++++ EXTRACTED ENTRIES ++++

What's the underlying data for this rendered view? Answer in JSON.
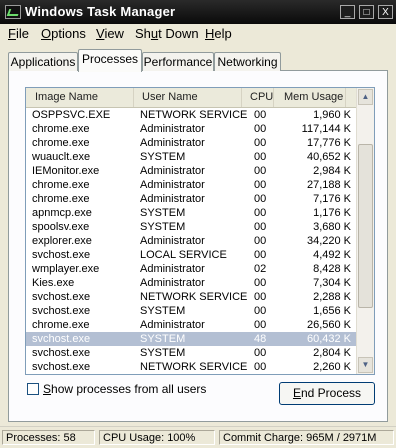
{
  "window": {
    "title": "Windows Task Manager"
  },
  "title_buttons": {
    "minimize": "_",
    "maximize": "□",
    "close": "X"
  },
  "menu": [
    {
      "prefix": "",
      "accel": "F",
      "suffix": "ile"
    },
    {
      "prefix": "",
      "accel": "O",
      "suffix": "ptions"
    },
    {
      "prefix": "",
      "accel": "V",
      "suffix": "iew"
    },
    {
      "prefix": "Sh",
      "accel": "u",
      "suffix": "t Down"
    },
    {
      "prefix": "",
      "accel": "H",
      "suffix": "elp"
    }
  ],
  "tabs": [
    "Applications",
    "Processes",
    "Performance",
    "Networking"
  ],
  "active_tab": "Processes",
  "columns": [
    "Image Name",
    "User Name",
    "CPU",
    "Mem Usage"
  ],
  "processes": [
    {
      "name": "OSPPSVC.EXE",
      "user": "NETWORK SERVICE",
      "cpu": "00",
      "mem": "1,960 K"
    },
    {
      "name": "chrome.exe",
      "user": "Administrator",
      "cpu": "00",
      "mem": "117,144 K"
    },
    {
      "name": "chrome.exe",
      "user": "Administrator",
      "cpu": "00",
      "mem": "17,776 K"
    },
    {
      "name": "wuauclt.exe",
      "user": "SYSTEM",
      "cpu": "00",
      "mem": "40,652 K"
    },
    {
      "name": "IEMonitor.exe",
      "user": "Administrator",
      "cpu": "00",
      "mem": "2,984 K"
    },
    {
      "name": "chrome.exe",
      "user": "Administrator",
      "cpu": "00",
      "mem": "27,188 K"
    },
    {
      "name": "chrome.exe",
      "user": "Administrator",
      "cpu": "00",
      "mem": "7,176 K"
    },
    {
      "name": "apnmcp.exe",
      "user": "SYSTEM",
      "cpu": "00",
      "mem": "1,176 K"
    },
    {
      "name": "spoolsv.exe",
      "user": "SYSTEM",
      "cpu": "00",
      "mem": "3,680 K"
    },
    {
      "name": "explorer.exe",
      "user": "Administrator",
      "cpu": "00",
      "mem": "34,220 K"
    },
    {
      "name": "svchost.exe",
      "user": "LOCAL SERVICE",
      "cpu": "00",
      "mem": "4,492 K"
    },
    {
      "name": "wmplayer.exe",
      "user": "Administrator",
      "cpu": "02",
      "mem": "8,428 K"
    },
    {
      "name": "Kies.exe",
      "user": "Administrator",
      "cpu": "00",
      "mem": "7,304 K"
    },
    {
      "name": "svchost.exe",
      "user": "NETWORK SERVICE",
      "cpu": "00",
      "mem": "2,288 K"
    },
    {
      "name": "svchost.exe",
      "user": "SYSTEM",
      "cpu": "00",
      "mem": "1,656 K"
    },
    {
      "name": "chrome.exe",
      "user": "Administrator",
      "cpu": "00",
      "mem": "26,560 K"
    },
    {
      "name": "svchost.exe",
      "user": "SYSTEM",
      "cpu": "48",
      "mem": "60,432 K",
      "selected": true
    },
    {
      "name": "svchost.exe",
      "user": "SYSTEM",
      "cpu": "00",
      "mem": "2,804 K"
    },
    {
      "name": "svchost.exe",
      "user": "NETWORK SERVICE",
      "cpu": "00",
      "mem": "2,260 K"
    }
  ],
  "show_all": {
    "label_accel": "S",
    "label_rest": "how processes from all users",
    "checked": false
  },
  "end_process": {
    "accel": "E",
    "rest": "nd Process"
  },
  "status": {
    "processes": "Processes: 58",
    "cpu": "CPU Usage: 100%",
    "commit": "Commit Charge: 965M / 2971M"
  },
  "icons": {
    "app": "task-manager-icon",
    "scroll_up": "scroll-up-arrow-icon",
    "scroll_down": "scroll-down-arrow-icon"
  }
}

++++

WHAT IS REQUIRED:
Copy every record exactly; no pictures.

YOUR SOLUTION:
What's the underlying data for this rendered view? Answer in JSON.
{
  "window": {
    "title": "Windows Task Manager"
  },
  "title_buttons": {
    "minimize": "_",
    "maximize": "□",
    "close": "X"
  },
  "menu": [
    {
      "prefix": "",
      "accel": "F",
      "suffix": "ile"
    },
    {
      "prefix": "",
      "accel": "O",
      "suffix": "ptions"
    },
    {
      "prefix": "",
      "accel": "V",
      "suffix": "iew"
    },
    {
      "prefix": "Sh",
      "accel": "u",
      "suffix": "t Down"
    },
    {
      "prefix": "",
      "accel": "H",
      "suffix": "elp"
    }
  ],
  "tabs": [
    "Applications",
    "Processes",
    "Performance",
    "Networking"
  ],
  "active_tab": "Processes",
  "columns": [
    "Image Name",
    "User Name",
    "CPU",
    "Mem Usage"
  ],
  "processes": [
    {
      "name": "OSPPSVC.EXE",
      "user": "NETWORK SERVICE",
      "cpu": "00",
      "mem": "1,960 K"
    },
    {
      "name": "chrome.exe",
      "user": "Administrator",
      "cpu": "00",
      "mem": "117,144 K"
    },
    {
      "name": "chrome.exe",
      "user": "Administrator",
      "cpu": "00",
      "mem": "17,776 K"
    },
    {
      "name": "wuauclt.exe",
      "user": "SYSTEM",
      "cpu": "00",
      "mem": "40,652 K"
    },
    {
      "name": "IEMonitor.exe",
      "user": "Administrator",
      "cpu": "00",
      "mem": "2,984 K"
    },
    {
      "name": "chrome.exe",
      "user": "Administrator",
      "cpu": "00",
      "mem": "27,188 K"
    },
    {
      "name": "chrome.exe",
      "user": "Administrator",
      "cpu": "00",
      "mem": "7,176 K"
    },
    {
      "name": "apnmcp.exe",
      "user": "SYSTEM",
      "cpu": "00",
      "mem": "1,176 K"
    },
    {
      "name": "spoolsv.exe",
      "user": "SYSTEM",
      "cpu": "00",
      "mem": "3,680 K"
    },
    {
      "name": "explorer.exe",
      "user": "Administrator",
      "cpu": "00",
      "mem": "34,220 K"
    },
    {
      "name": "svchost.exe",
      "user": "LOCAL SERVICE",
      "cpu": "00",
      "mem": "4,492 K"
    },
    {
      "name": "wmplayer.exe",
      "user": "Administrator",
      "cpu": "02",
      "mem": "8,428 K"
    },
    {
      "name": "Kies.exe",
      "user": "Administrator",
      "cpu": "00",
      "mem": "7,304 K"
    },
    {
      "name": "svchost.exe",
      "user": "NETWORK SERVICE",
      "cpu": "00",
      "mem": "2,288 K"
    },
    {
      "name": "svchost.exe",
      "user": "SYSTEM",
      "cpu": "00",
      "mem": "1,656 K"
    },
    {
      "name": "chrome.exe",
      "user": "Administrator",
      "cpu": "00",
      "mem": "26,560 K"
    },
    {
      "name": "svchost.exe",
      "user": "SYSTEM",
      "cpu": "48",
      "mem": "60,432 K",
      "selected": true
    },
    {
      "name": "svchost.exe",
      "user": "SYSTEM",
      "cpu": "00",
      "mem": "2,804 K"
    },
    {
      "name": "svchost.exe",
      "user": "NETWORK SERVICE",
      "cpu": "00",
      "mem": "2,260 K"
    }
  ],
  "show_all": {
    "label_accel": "S",
    "label_rest": "how processes from all users",
    "checked": false
  },
  "end_process": {
    "accel": "E",
    "rest": "nd Process"
  },
  "status": {
    "processes": "Processes: 58",
    "cpu": "CPU Usage: 100%",
    "commit": "Commit Charge: 965M / 2971M"
  },
  "icons": {
    "app": "task-manager-icon",
    "scroll_up": "scroll-up-arrow-icon",
    "scroll_down": "scroll-down-arrow-icon"
  }
}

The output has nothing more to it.